Thanks to John Schwenkler for offering me this opportunity to share some thoughts regarding my new book Self and Other: Exploring Subjectivity, Empathy, and Shame (OUP 2014). Before going into some details about the book, let me just say a few introductory words about my own background.
I have been Professor of Philosophy and Director of the Center for Subjectivity Research at the University of Copenhagen since 2002. The Center for Subjectivity Research which was also established in 2002 has since then carried out research on the self and its relations to others and the world from an interdisciplinary perspective. Its exploration of subjectivity has explicitly sought to further the integration of different philosophical traditions, in particular phenomenology, hermeneutics, analytic philosophy of mind and philosophy of religion. At the same time, however, much time has been invested in promoting the dialogue between philosophy and empirical science, in particular psychiatry and psychopathology, but also clinical psychology, cognitive science and developmental psychology.
As for my own research, I have been working on the topics of self and other for more than 20 years. In my doctoral dissertation Husserl and Transcendental Intersubjectivity (originally published in German in 1996), I offered a new interpretation of Husserl’s theory of intersubjectivity. I also discussed Sartre’s, Merleau-Ponty’s and Heidegger’s contribution to a phenomenological theory of intersubjectivity, and stressed the common features and virtues of such analyses when compared to the language-oriented approach to intersubjectivity that was to be found in the work of Habermas and Apel.
In my habilitation Self-awareness and Alterity that was published in 1999, I went on to examine the notion of pre-reflective self-consciousness and defended the view that our experiential life is characterized by a form of self-consciousness that is more primitive and more fundamental than the reflective form of self-consciousness that one for instance finds exemplified in introspection.
My research since then has continued to move forth and back between these basic topics. On the one hand, I have worked on the relationship between experience, self and self-consciousness. I have argued that all three concepts are interconnected and that a theory of consciousness that wishes to take the subjective dimension of our experiential life seriously needs to operate with a (minimal) notion of self. On the other hand, I have continued to write on intersubjectivity, empathy and social cognition. I have defended a phenomenological account of empathy, argued in favor of the bodily and contextual character of interpersonal understanding and criticized dominant positions within the so-called ’theory of mind’ debate, including simulation theory and theory-theory.
In 2008 I started to think about how my core ideas could be further developed, how I might respond to some of the criticism I had encountered, and in particular how I might integrate the two lines of my research more systematically.
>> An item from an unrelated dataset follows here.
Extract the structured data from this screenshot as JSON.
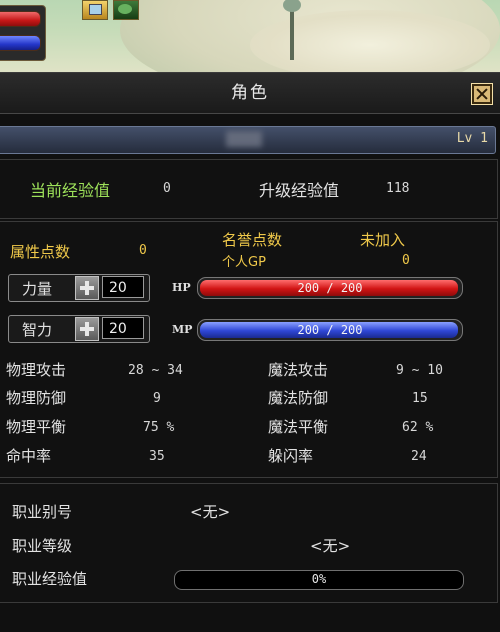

In 2009, I finally started work on Self and Other, the book I will begin to discuss in my next post.